After this, I told a joke along the lines of “and now I’m going to read from my book without using the crutch of video.” And then I read from my novel. At this point, the audience was amused by all the activities and were ready to settle in to the reading, which was an intentional mix of both funny and poignant moments from my book. I could really sense the emotional state of the audience. It was almost more obvious to sense when they thought something was emotionally powerful than when they found something funny. You can somehow hear your listeners take in a breath and reflect.

After reading slightly under 15 minutes, we moved on to Q&A. By this point — at least at most venues — I was comfortable, they were comfortable, and we could all settle into a fun Q&A session. If people were too quiet at first, I’d egg them on by suggesting they try to embarrass me or say something scathing (though it’s rare for someone else to make me feel more embarrassed than I already am).

It turns out that the readings were a blast.

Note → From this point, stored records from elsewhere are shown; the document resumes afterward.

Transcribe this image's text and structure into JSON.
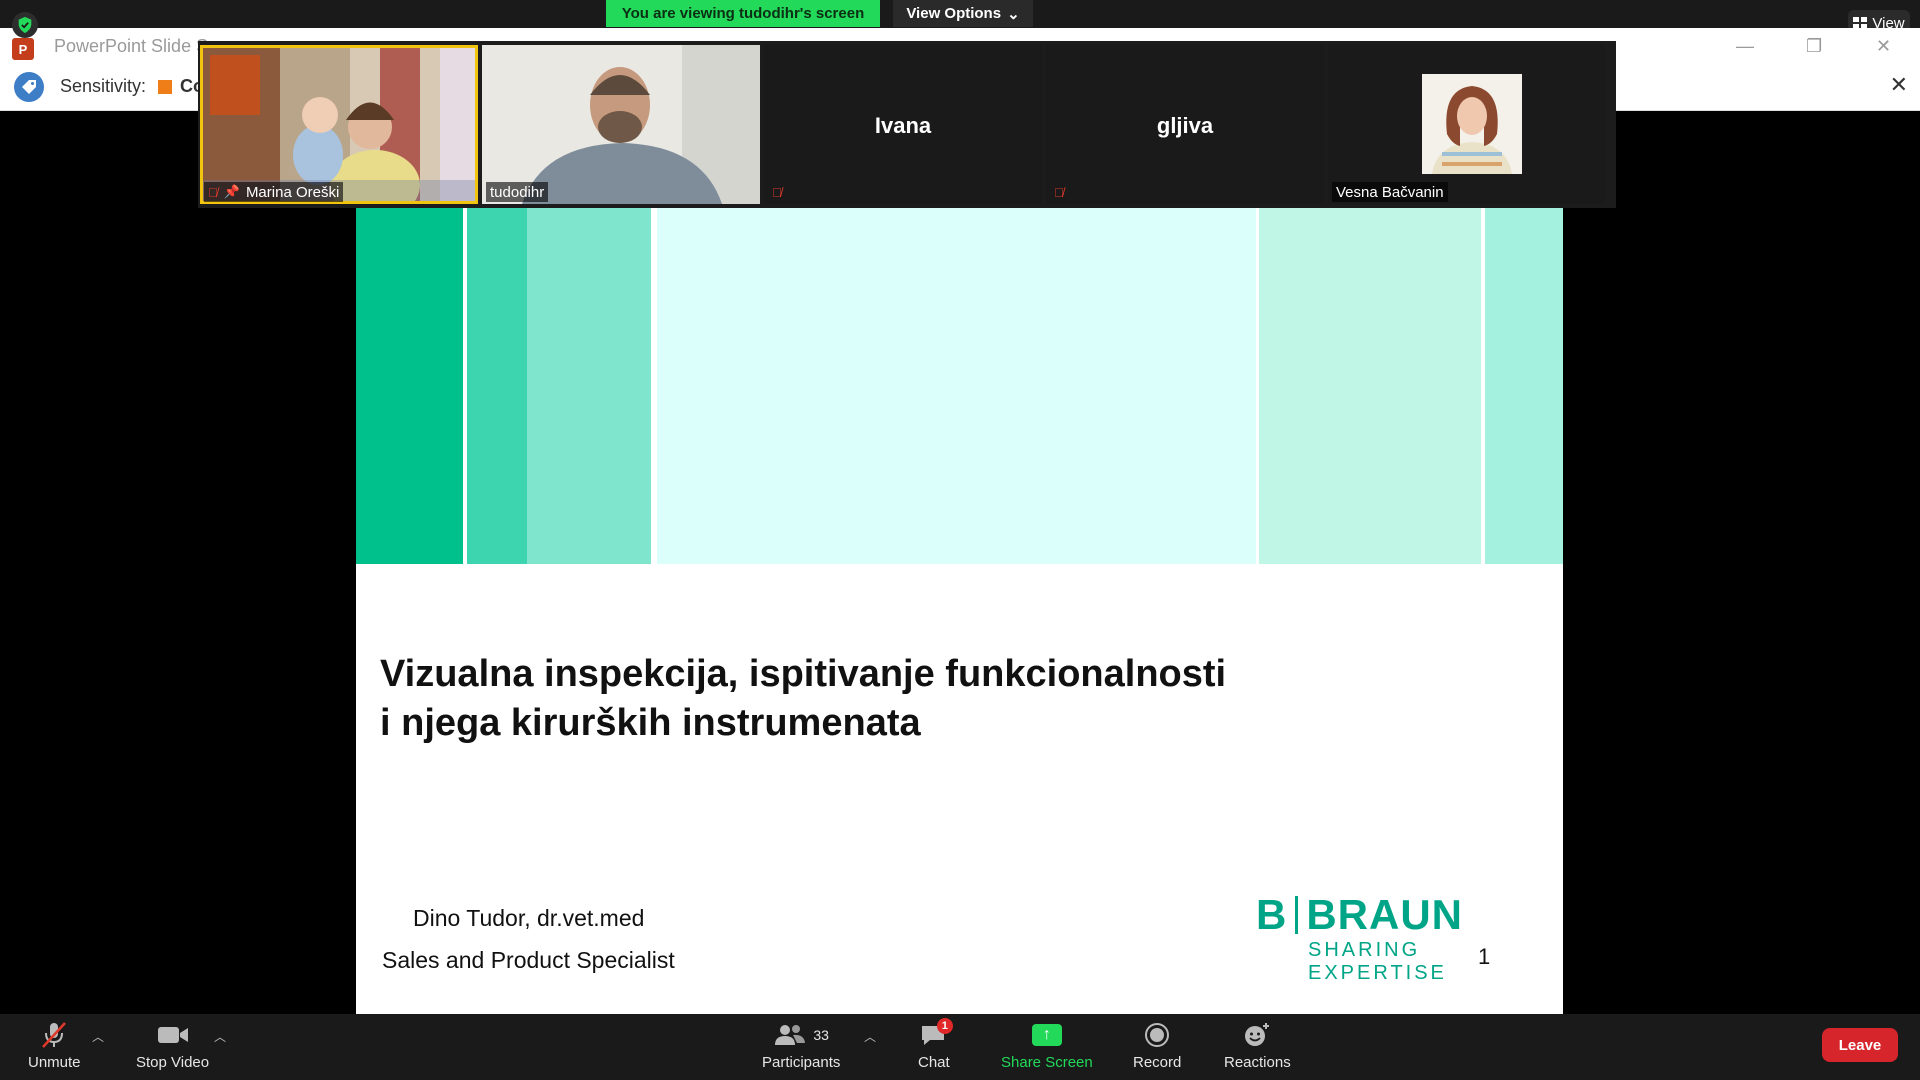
{
  "banner": {
    "viewing": "You are viewing tudodihr's screen",
    "view_options": "View Options",
    "view": "View"
  },
  "ppt": {
    "logo_letter": "P",
    "title": "PowerPoint Slide S",
    "minimize": "—",
    "restore": "❐",
    "close": "✕"
  },
  "sensitivity": {
    "label": "Sensitivity:",
    "value": "Co",
    "close": "✕"
  },
  "participants_strip": [
    {
      "name": "Marina Oreški",
      "kind": "video",
      "muted": true,
      "pinned": true
    },
    {
      "name": "tudodihr",
      "kind": "video",
      "muted": false,
      "speaking": true
    },
    {
      "name": "Ivana",
      "kind": "name-only",
      "muted": true
    },
    {
      "name": "gljiva",
      "kind": "name-only",
      "muted": true
    },
    {
      "name": "Vesna Bačvanin",
      "kind": "avatar",
      "muted": false
    }
  ],
  "slide": {
    "title_line1": "Vizualna inspekcija, ispitivanje funkcionalnosti",
    "title_line2": "i njega kirurških instrumenata",
    "presenter": "Dino Tudor, dr.vet.med",
    "role": "Sales and Product Specialist",
    "logo_left": "B",
    "logo_right": "BRAUN",
    "logo_tagline": "SHARING EXPERTISE",
    "page_number": "1",
    "band_colors": [
      "#00c08b",
      "#ffffff",
      "#3dd5b0",
      "#7fe5cd",
      "#ffffff",
      "#dbfffa",
      "#ffffff",
      "#bff6e5",
      "#ffffff",
      "#a3f1de"
    ]
  },
  "toolbar": {
    "unmute": "Unmute",
    "stop_video": "Stop Video",
    "participants": "Participants",
    "participants_count": "33",
    "chat": "Chat",
    "chat_badge": "1",
    "share_screen": "Share Screen",
    "record": "Record",
    "reactions": "Reactions",
    "leave": "Leave"
  },
  "colors": {
    "accent_green": "#23d959",
    "leave_red": "#d6262c",
    "braun_green": "#00a587"
  }
}
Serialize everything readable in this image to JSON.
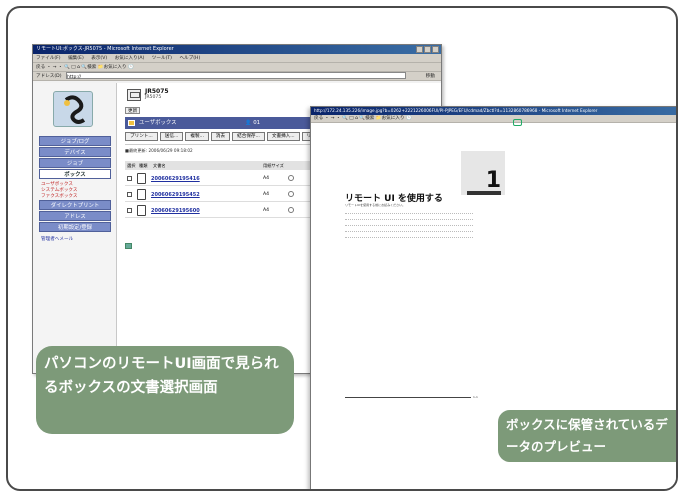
{
  "window1": {
    "title": "リモートUI:ボックス-JR5075 - Microsoft Internet Explorer",
    "menu": [
      "ファイル(F)",
      "編集(E)",
      "表示(V)",
      "お気に入り(A)",
      "ツール(T)",
      "ヘルプ(H)"
    ],
    "toolbar": "戻る ・ → ・ 🔍 □ ⌂  🔍検索  📁お気に入り  🕑",
    "address_label": "アドレス(D)",
    "address_value": "http://",
    "go_label": "移動"
  },
  "sidebar": {
    "nav": [
      {
        "label": "デバイス"
      },
      {
        "label": "ジョブ"
      },
      {
        "label": "ボックス"
      }
    ],
    "top_label": "ジョブ/ログ",
    "subitems": [
      "ユーザボックス",
      "システムボックス",
      "ファクスボックス"
    ],
    "nav2": [
      {
        "label": "ダイレクトプリント"
      },
      {
        "label": "アドレス"
      },
      {
        "label": "初期設定/登録"
      }
    ],
    "link": "管理者へメール"
  },
  "main": {
    "device_name": "JR5075",
    "device_sub": "JR5075",
    "update_button": "更新",
    "box_header": "ユーザボックス",
    "box_number": "01",
    "buttons": [
      "プリント...",
      "送信...",
      "複製...",
      "消去",
      "結合保存...",
      "文書挿入...",
      "リストプリント"
    ],
    "update_time": "■最終更新: 2006/06/29 09:18:02",
    "table_headers": {
      "select": "選択",
      "type": "種類",
      "name": "文書名",
      "size": "用紙サイズ",
      "pages": "ページ"
    },
    "rows": [
      {
        "name": "20060629195416",
        "size": "A4",
        "pages": "1"
      },
      {
        "name": "20060629195452",
        "size": "A4",
        "pages": "1"
      },
      {
        "name": "20060629195600",
        "size": "A4",
        "pages": "1"
      }
    ]
  },
  "window2": {
    "title": "http://172.24.135.226/image.jpg?b=0262+2221226006FUI/PI-PJPEG/EFU/cdmad/Zbctl?d=1132860786968 - Microsoft Internet Explorer",
    "menu": "戻る ・ → ・ 🔍 □ ⌂  🔍検索  📁お気に入り  🕑"
  },
  "preview": {
    "chapter_number": "1",
    "title": "リモート UI を使用する",
    "subtitle": "リモートUIを使用する前にお読みください。",
    "page_number": "1-1"
  },
  "captions": {
    "left": "パソコンのリモートUI画面で見られるボックスの文書選択画面",
    "right": "ボックスに保管されているデータのプレビュー"
  },
  "colors": {
    "caption_bg": "#7d9a79",
    "nav_bg": "#7a8cc8",
    "header_bg": "#4a5a9a",
    "titlebar": "#0a246a"
  }
}
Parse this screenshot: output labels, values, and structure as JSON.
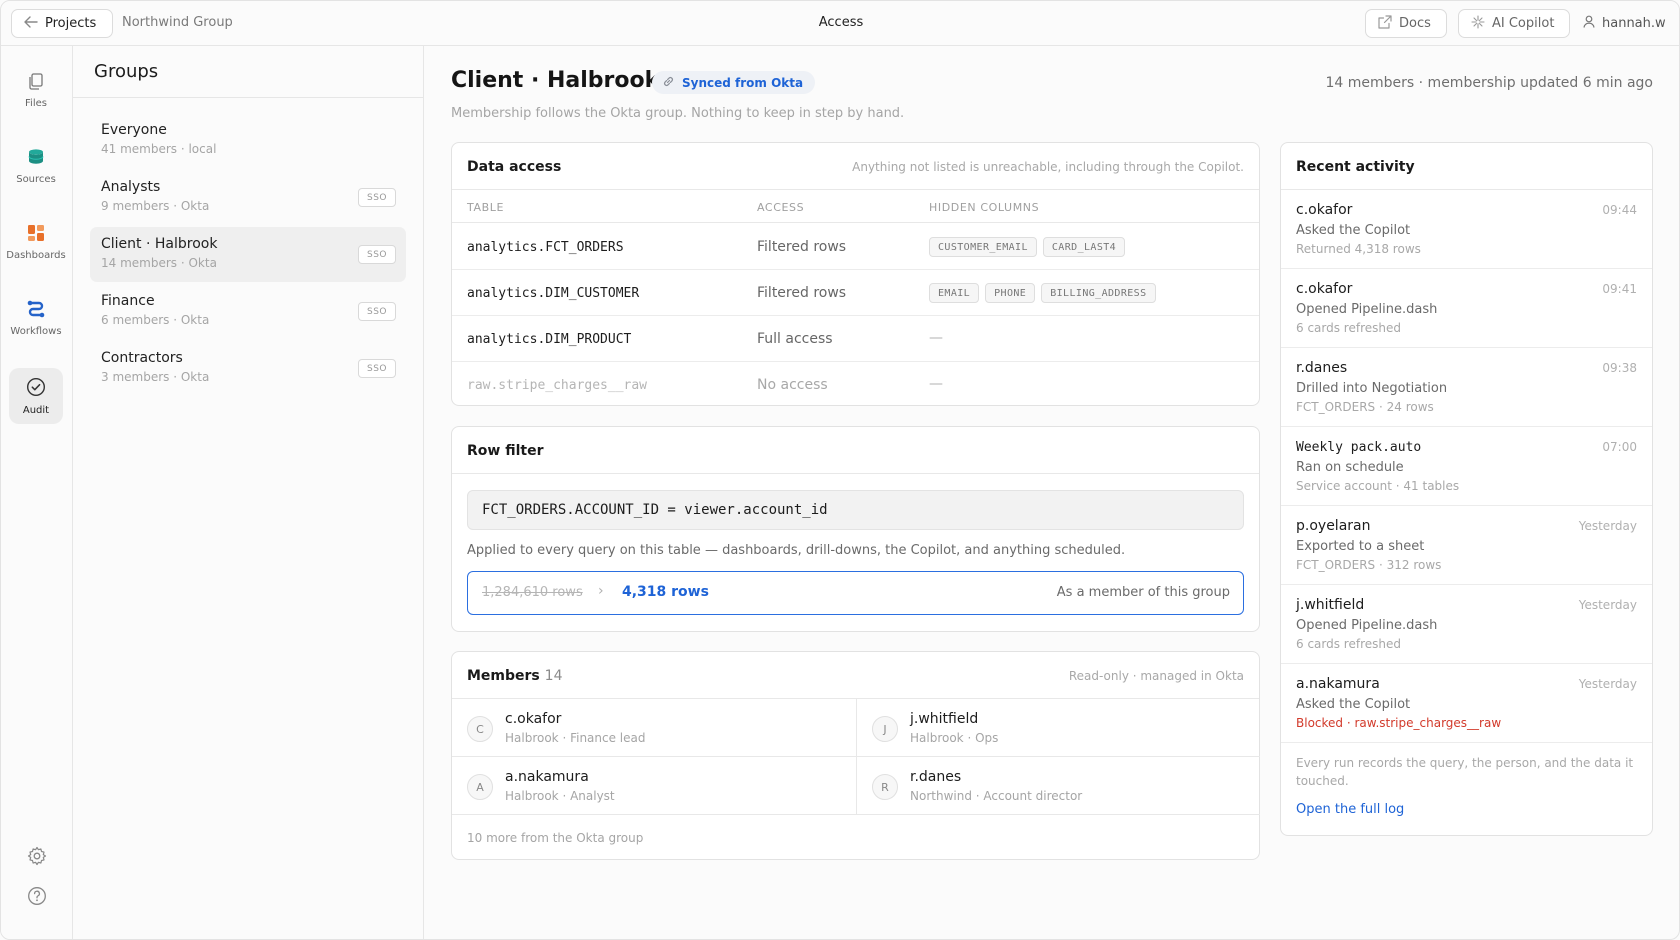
{
  "topbar": {
    "back_label": "Projects",
    "org": "Northwind Group",
    "title": "Access",
    "docs_label": "Docs",
    "copilot_label": "AI Copilot",
    "user": "hannah.w"
  },
  "rail": {
    "items": [
      {
        "label": "Files",
        "icon": "files-icon"
      },
      {
        "label": "Sources",
        "icon": "database-icon"
      },
      {
        "label": "Dashboards",
        "icon": "dashboard-icon"
      },
      {
        "label": "Workflows",
        "icon": "workflow-icon"
      },
      {
        "label": "Audit",
        "icon": "check-circle-icon",
        "active": true
      }
    ],
    "bottom": [
      "gear-icon",
      "help-icon"
    ]
  },
  "groups": {
    "title": "Groups",
    "items": [
      {
        "name": "Everyone",
        "meta": "41 members · local",
        "badge": ""
      },
      {
        "name": "Analysts",
        "meta": "9 members · Okta",
        "badge": "SSO"
      },
      {
        "name": "Client · Halbrook",
        "meta": "14 members · Okta",
        "badge": "SSO",
        "active": true
      },
      {
        "name": "Finance",
        "meta": "6 members · Okta",
        "badge": "SSO"
      },
      {
        "name": "Contractors",
        "meta": "3 members · Okta",
        "badge": "SSO"
      }
    ]
  },
  "main": {
    "title": "Client · Halbrook",
    "synced": "Synced from Okta",
    "summary": "14 members · membership updated 6 min ago",
    "subtitle": "Membership follows the Okta group. Nothing to keep in step by hand."
  },
  "data_access": {
    "title": "Data access",
    "note": "Anything not listed is unreachable, including through the Copilot.",
    "headers": [
      "TABLE",
      "ACCESS",
      "HIDDEN COLUMNS"
    ],
    "rows": [
      {
        "table": "analytics.FCT_ORDERS",
        "access": "Filtered rows",
        "hidden": [
          "CUSTOMER_EMAIL",
          "CARD_LAST4"
        ],
        "dash": ""
      },
      {
        "table": "analytics.DIM_CUSTOMER",
        "access": "Filtered rows",
        "hidden": [
          "EMAIL",
          "PHONE",
          "BILLING_ADDRESS"
        ],
        "dash": ""
      },
      {
        "table": "analytics.DIM_PRODUCT",
        "access": "Full access",
        "hidden": [],
        "dash": "—"
      },
      {
        "table": "raw.stripe_charges__raw",
        "access": "No access",
        "hidden": [],
        "dash": "—",
        "muted": true
      }
    ]
  },
  "row_filter": {
    "title": "Row filter",
    "expression": "FCT_ORDERS.ACCOUNT_ID = viewer.account_id",
    "description": "Applied to every query on this table — dashboards, drill-downs, the Copilot, and anything scheduled.",
    "rows_before": "1,284,610 rows",
    "chevron": "›",
    "rows_after": "4,318 rows",
    "rows_note": "As a member of this group"
  },
  "members": {
    "title": "Members",
    "count": "14",
    "note": "Read-only · managed in Okta",
    "list": [
      {
        "initial": "C",
        "name": "c.okafor",
        "role": "Halbrook · Finance lead"
      },
      {
        "initial": "J",
        "name": "j.whitfield",
        "role": "Halbrook · Ops"
      },
      {
        "initial": "A",
        "name": "a.nakamura",
        "role": "Halbrook · Analyst"
      },
      {
        "initial": "R",
        "name": "r.danes",
        "role": "Northwind · Account director"
      }
    ],
    "more": "10 more from the Okta group"
  },
  "activity": {
    "title": "Recent activity",
    "items": [
      {
        "who": "c.okafor",
        "time": "09:44",
        "what": "Asked the Copilot",
        "detail": "Returned 4,318 rows"
      },
      {
        "who": "c.okafor",
        "time": "09:41",
        "what": "Opened Pipeline.dash",
        "detail": "6 cards refreshed"
      },
      {
        "who": "r.danes",
        "time": "09:38",
        "what": "Drilled into Negotiation",
        "detail": "FCT_ORDERS · 24 rows"
      },
      {
        "who": "Weekly pack.auto",
        "time": "07:00",
        "what": "Ran on schedule",
        "detail": "Service account · 41 tables",
        "mono": true
      },
      {
        "who": "p.oyelaran",
        "time": "Yesterday",
        "what": "Exported to a sheet",
        "detail": "FCT_ORDERS · 312 rows"
      },
      {
        "who": "j.whitfield",
        "time": "Yesterday",
        "what": "Opened Pipeline.dash",
        "detail": "6 cards refreshed"
      },
      {
        "who": "a.nakamura",
        "time": "Yesterday",
        "what": "Asked the Copilot",
        "detail": "Blocked · raw.stripe_charges__raw",
        "blocked": true
      }
    ],
    "footer": "Every run records the query, the person, and the data it touched.",
    "link": "Open the full log"
  },
  "colors": {
    "accent": "#1e63d6",
    "blocked": "#d23a2b",
    "sources": "#22a99a",
    "dashboards": "#e8702a",
    "workflows": "#2563c9"
  }
}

Both when it was an audience of friends (like in my hometown) and when it was an audience of strangers. It was also just as much fun when there was a small turnout. In fact, I appreciated the added intimacy of a small audience. I had no idea how much I would enjoy performing, telling people about all my flaws and fears, and about my characters’ flaws and fears. Talking in public about shame and spanking and impotence and marital troubles is surprisingly pleasant. And there is such a pleasure in hearing someone in the audience sigh in a quiet moment.

I should say that this formula didn’t work 100% of the time. I had one disastrous reading where no one laughed at any point in the event. When a video of me dropping my pants or when I tell a joke about Nazis and I don’t even get a smile, I know I’m in big trouble. But what would a book tour be without some glorious failures? (I’m actually jealous of a friend of mine who read to an audience of three: one homeless guy, and two people who came to the wrong event. Now that’s a juicy story to recount later.)

So what’s my point with this whole spiel? I’m honestly not suggesting that you learn how to create second-rate animations or drop trou or fine-tune your Nazi jokes. I’m not even suggesting that you make fun of yourself. But I am suggesting that you tap in to some aspect of you that also relates — however loosely — to what you’re reading. Use some humility too. You’d be surprised at how sympathetic the audience will be if you tell them up front what you’re feeling. And consider reading in public long before you’ve published a book and are on a tour. It’s good practice. And it will help you understand the effect your work has on others in a new way. At least it did for me.

So what about y’all? How have you dealt with reading to an audience? Have you seen any interesting, unorthodox methods from authors reading in public?

About Yuvi Zalkow

Yuvi Zalkow writes and worries in Portland, Oregon. His stories have been published in Glimmer Train, Narrative Magazine, Carve Magazine, and others. His first neurotic novel is now available. He is working on a second novel (about one Jew obsessed with napkins and another Jew in the Klan). He recently received an MFA from Antioch University, which makes him feel official.